In fact, there should be a cadre of traffic police in parliament every time it is in session, just to lock down any cars of the MPs right in front of the press for not paying their summonses.
Of course, we could go further with the idea of technology in traffic law enforcement, particularly with RFID technology. Making RFID as part of a car’s road tax, for example, and coupling the AES system with readers, would allow yet another easy way of enforcing road tax renewals without the hassle of a roadblock.
All you need to do is to have data of the expiration, activate the reader and have enforcers send out a summons without having to block the road and take people out of their cars. If the car appears still on the road after three times, send JPJ or PDRM to the house and lock down the car.
Or better yet, if JPJ and the PDRM want to do it in real time when the AES network is all in place, have them chase down the car and lock it where it is parked.
My objective in wanting to do this particularly in the KL and Selangor area is simple – there’s no excuse for not paying summonses these days since it is all done online. At the same time, there is no excuse in not renewing road taxes because, again, you can do it online.
Thus, enforcing these laws will generate revenue for the government, and will also make people think that perhaps it is worth too much effort and it is best to just rely on public transport – which will also lessen the burden on the government which subsidises it.
At the same time, with the emissions law enforcement, it puts the burden back on the businesses and owners of vehicles, rather than the general public which suffers from the polluted air, which will then lessen dependency on subsidised healthcare.

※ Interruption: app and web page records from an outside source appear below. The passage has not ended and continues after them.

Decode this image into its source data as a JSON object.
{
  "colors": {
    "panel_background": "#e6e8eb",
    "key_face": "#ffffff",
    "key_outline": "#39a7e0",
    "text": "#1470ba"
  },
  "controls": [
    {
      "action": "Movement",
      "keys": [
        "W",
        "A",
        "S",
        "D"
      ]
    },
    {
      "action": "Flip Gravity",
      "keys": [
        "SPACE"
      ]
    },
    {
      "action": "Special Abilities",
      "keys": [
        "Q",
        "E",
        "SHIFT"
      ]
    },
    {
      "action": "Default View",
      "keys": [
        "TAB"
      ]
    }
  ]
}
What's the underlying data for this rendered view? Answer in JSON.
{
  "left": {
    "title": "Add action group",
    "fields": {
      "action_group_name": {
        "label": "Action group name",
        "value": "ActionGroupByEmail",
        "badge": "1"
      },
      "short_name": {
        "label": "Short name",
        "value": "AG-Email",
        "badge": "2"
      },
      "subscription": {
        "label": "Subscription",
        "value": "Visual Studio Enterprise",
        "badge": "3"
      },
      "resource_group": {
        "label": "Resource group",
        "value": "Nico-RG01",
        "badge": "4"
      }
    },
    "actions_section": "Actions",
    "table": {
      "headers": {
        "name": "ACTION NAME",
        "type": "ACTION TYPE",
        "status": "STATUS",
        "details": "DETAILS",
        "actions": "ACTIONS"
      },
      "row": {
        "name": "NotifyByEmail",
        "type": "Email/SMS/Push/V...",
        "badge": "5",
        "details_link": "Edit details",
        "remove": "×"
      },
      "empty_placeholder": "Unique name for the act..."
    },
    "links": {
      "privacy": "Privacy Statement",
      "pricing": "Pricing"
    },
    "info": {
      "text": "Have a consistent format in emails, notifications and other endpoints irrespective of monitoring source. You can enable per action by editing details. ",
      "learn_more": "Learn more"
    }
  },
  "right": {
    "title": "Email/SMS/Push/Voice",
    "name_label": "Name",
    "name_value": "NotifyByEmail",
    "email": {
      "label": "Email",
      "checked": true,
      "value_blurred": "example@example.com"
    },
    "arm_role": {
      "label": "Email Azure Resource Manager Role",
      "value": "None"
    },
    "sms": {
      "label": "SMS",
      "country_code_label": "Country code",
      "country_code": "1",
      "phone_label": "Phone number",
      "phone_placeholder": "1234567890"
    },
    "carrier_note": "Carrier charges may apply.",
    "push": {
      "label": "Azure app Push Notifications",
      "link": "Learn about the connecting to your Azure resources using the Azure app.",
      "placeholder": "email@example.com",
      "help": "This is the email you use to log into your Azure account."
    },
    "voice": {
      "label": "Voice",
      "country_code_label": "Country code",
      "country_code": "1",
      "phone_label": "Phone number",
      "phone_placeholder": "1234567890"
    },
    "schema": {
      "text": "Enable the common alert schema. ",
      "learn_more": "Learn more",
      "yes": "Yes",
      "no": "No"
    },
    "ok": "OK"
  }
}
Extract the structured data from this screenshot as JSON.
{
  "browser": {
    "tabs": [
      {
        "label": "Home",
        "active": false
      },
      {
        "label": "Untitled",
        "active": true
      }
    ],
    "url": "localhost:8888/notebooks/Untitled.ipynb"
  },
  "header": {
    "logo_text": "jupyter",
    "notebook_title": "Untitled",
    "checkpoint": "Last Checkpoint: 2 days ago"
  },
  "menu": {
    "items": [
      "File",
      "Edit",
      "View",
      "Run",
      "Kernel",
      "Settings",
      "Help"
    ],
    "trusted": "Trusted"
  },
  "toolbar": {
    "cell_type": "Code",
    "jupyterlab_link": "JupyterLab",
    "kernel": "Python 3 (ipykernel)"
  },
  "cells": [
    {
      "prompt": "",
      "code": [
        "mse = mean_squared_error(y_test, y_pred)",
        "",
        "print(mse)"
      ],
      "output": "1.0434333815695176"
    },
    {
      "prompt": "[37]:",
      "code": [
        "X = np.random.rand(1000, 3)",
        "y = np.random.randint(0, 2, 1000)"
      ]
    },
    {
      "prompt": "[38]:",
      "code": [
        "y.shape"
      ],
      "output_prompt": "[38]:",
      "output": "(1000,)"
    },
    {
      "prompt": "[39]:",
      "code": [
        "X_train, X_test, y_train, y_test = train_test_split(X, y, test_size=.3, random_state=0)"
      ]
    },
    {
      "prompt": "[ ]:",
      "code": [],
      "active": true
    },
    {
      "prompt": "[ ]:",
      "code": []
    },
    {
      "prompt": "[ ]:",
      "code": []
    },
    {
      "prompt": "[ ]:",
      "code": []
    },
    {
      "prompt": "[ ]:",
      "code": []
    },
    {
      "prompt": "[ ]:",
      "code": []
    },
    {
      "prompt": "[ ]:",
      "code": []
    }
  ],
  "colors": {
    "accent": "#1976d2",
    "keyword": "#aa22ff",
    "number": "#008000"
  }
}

So it saves money for the government, increases income for the government, and allows government to either hire more people or issue out more contracts which will subsequently lead to job creation.
I think that helps a few issues altogether.